For the entries below, report every line that includes the word "public".

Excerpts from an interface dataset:
Content starts

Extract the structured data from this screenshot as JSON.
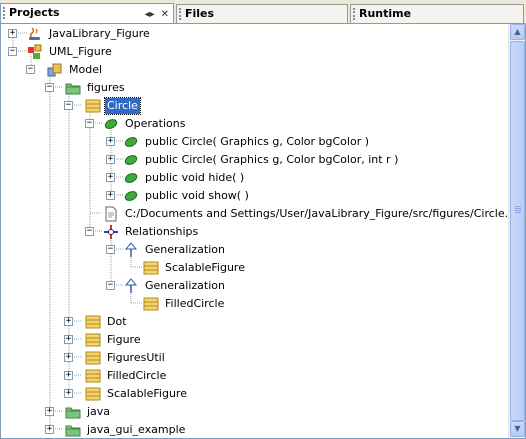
{
  "tabs": [
    {
      "label": "Projects",
      "active": true
    },
    {
      "label": "Files",
      "active": false
    },
    {
      "label": "Runtime",
      "active": false
    }
  ],
  "tab_controls": {
    "minimize": "◂▸",
    "close": "✕"
  },
  "tree": [
    {
      "label": "JavaLibrary_Figure",
      "icon": "java-project-icon",
      "expander": "+"
    },
    {
      "label": "UML_Figure",
      "icon": "uml-project-icon",
      "expander": "−"
    },
    {
      "label": "Model",
      "icon": "model-icon",
      "expander": "−"
    },
    {
      "label": "figures",
      "icon": "package-icon",
      "expander": "−"
    },
    {
      "label": "Circle",
      "icon": "class-icon",
      "expander": "−",
      "selected": true
    },
    {
      "label": "Operations",
      "icon": "operations-icon",
      "expander": "−"
    },
    {
      "label": "public Circle( Graphics g, Color bgColor )",
      "icon": "operation-icon",
      "expander": "+"
    },
    {
      "label": "public Circle( Graphics g, Color bgColor, int r )",
      "icon": "operation-icon",
      "expander": "+"
    },
    {
      "label": "public void  hide(  )",
      "icon": "operation-icon",
      "expander": "+"
    },
    {
      "label": "public void  show(  )",
      "icon": "operation-icon",
      "expander": "+"
    },
    {
      "label": "C:/Documents and Settings/User/JavaLibrary_Figure/src/figures/Circle.java",
      "icon": "file-icon",
      "expander": ""
    },
    {
      "label": "Relationships",
      "icon": "relationships-icon",
      "expander": "−"
    },
    {
      "label": "Generalization",
      "icon": "generalization-icon",
      "expander": "−"
    },
    {
      "label": "ScalableFigure",
      "icon": "class-icon",
      "expander": ""
    },
    {
      "label": "Generalization",
      "icon": "generalization-icon",
      "expander": "−"
    },
    {
      "label": "FilledCircle",
      "icon": "class-icon",
      "expander": ""
    },
    {
      "label": "Dot",
      "icon": "class-icon",
      "expander": "+"
    },
    {
      "label": "Figure",
      "icon": "class-icon",
      "expander": "+"
    },
    {
      "label": "FiguresUtil",
      "icon": "class-icon",
      "expander": "+"
    },
    {
      "label": "FilledCircle",
      "icon": "class-icon",
      "expander": "+"
    },
    {
      "label": "ScalableFigure",
      "icon": "class-icon",
      "expander": "+"
    },
    {
      "label": "java",
      "icon": "package-icon",
      "expander": "+"
    },
    {
      "label": "java_gui_example",
      "icon": "package-icon",
      "expander": "+"
    }
  ],
  "colors": {
    "selection": "#316ac5",
    "tree_line": "#a0a0a0",
    "class": "#f0c040",
    "package": "#5aa55a"
  }
}
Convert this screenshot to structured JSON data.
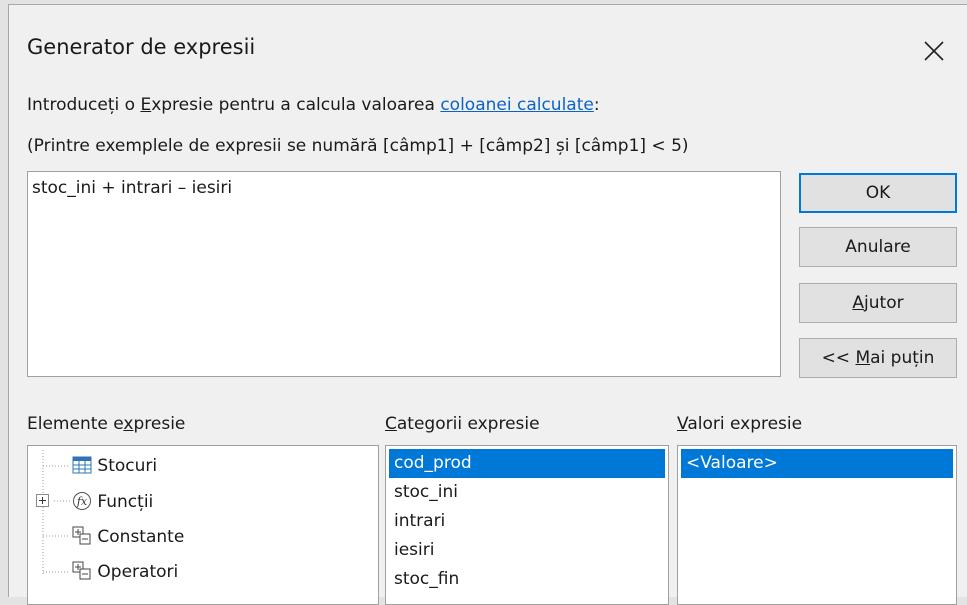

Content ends

▸ **Written solution**:
      "label": "public Circle( Graphics g, Color bgColor )",
      "label": "public Circle( Graphics g, Color bgColor, int r )",
      "label": "public void  hide(  )",
      "label": "public void  show(  )",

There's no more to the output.